[Records from a data source]
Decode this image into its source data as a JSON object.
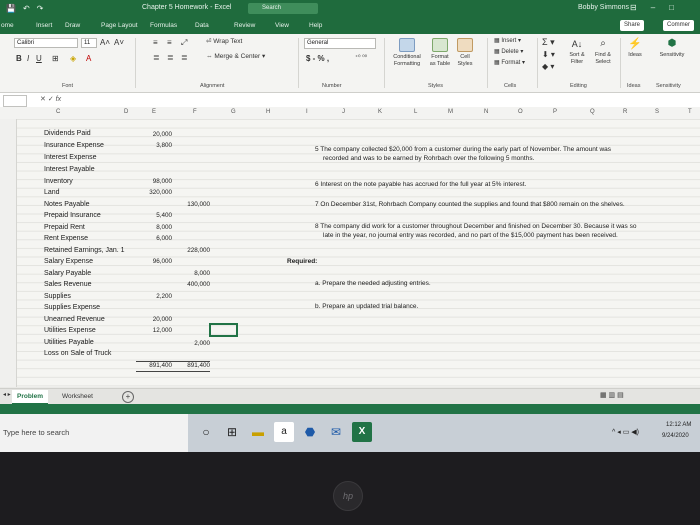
{
  "window": {
    "quick_access": [
      "💾",
      "↶",
      "↷"
    ],
    "title": "Chapter 5 Homework - Excel",
    "search": "Search",
    "user": "Bobby Simmons",
    "controls": [
      "⊟",
      "–",
      "□"
    ]
  },
  "ribbon_tabs": [
    "ome",
    "Insert",
    "Draw",
    "Page Layout",
    "Formulas",
    "Data",
    "Review",
    "View",
    "Help"
  ],
  "share_label": "Share",
  "comments_label": "Commer",
  "ribbon": {
    "font_name": "Calibri",
    "font_size": "11",
    "font_group": "Font",
    "wrap_text": "Wrap Text",
    "merge_center": "Merge & Center",
    "alignment_group": "Alignment",
    "number_format": "General",
    "number_format_symbols": "$ - % ,",
    "number_group": "Number",
    "conditional_formatting": "Conditional Formatting",
    "format_as_table": "Format as Table",
    "cell_styles": "Cell Styles",
    "styles_group": "Styles",
    "insert": "Insert",
    "delete": "Delete",
    "format": "Format",
    "cells_group": "Cells",
    "sort_filter": "Sort & Filter",
    "find_select": "Find & Select",
    "editing_group": "Editing",
    "ideas": "Ideas",
    "ideas_group": "Ideas",
    "sensitivity": "Sensitivity",
    "sensitivity_group": "Sensitivity"
  },
  "formula_bar": {
    "fx": "fx"
  },
  "columns": [
    "C",
    "D",
    "E",
    "F",
    "G",
    "H",
    "I",
    "J",
    "K",
    "L",
    "M",
    "N",
    "O",
    "P",
    "Q",
    "R",
    "S",
    "T"
  ],
  "accounts": [
    {
      "name": "Dividends Paid",
      "debit": "20,000",
      "credit": ""
    },
    {
      "name": "Insurance Expense",
      "debit": "3,800",
      "credit": ""
    },
    {
      "name": "Interest Expense",
      "debit": "",
      "credit": ""
    },
    {
      "name": "Interest Payable",
      "debit": "",
      "credit": ""
    },
    {
      "name": "Inventory",
      "debit": "98,000",
      "credit": ""
    },
    {
      "name": "Land",
      "debit": "320,000",
      "credit": ""
    },
    {
      "name": "Notes Payable",
      "debit": "",
      "credit": "130,000"
    },
    {
      "name": "Prepaid Insurance",
      "debit": "5,400",
      "credit": ""
    },
    {
      "name": "Prepaid Rent",
      "debit": "8,000",
      "credit": ""
    },
    {
      "name": "Rent Expense",
      "debit": "6,000",
      "credit": ""
    },
    {
      "name": "Retained Earnings, Jan. 1",
      "debit": "",
      "credit": "228,000"
    },
    {
      "name": "Salary Expense",
      "debit": "96,000",
      "credit": ""
    },
    {
      "name": "Salary Payable",
      "debit": "",
      "credit": "8,000"
    },
    {
      "name": "Sales Revenue",
      "debit": "",
      "credit": "400,000"
    },
    {
      "name": "Supplies",
      "debit": "2,200",
      "credit": ""
    },
    {
      "name": "Supplies Expense",
      "debit": "",
      "credit": ""
    },
    {
      "name": "Unearned Revenue",
      "debit": "20,000",
      "credit": ""
    },
    {
      "name": "Utilities Expense",
      "debit": "12,000",
      "credit": ""
    },
    {
      "name": "Utilities Payable",
      "debit": "",
      "credit": "2,000"
    },
    {
      "name": "Loss on Sale of Truck",
      "debit": "",
      "credit": ""
    }
  ],
  "totals": {
    "debit": "891,400",
    "credit": "891,400"
  },
  "notes": [
    "5 The company collected $20,000 from a customer during the early part of November. The amount was",
    "recorded and was to be earned by Rohrbach over the following 5 months.",
    "6 Interest on the note payable has accrued for the full year at 5% interest.",
    "7 On December 31st, Rohrbach Company counted the supplies and found that $800 remain on the shelves.",
    "8 The company did work for a customer throughout December and finished on December 30. Because it was so",
    "late in the year, no journal entry was recorded, and no part of the $15,000 payment has been received.",
    "Required:",
    "a.  Prepare the needed adjusting entries.",
    "b.  Prepare an updated trial balance."
  ],
  "sheet_tabs": [
    "Problem",
    "Worksheet"
  ],
  "add_sheet": "+",
  "taskbar": {
    "search_placeholder": "Type here to search",
    "apps": [
      "○",
      "⊞",
      "▬",
      "a",
      "⬣",
      "✉",
      "X"
    ],
    "tray": "^ ◂ ▭ ◀)",
    "time": "12:12 AM",
    "date": "9/24/2020"
  },
  "laptop_logo": "hp",
  "colors": {
    "accent": "#217346",
    "titlebar": "#1f6b3d"
  }
}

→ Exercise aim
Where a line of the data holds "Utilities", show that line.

→ Solved problem
      "name": "Utilities Expense",
      "name": "Utilities Payable",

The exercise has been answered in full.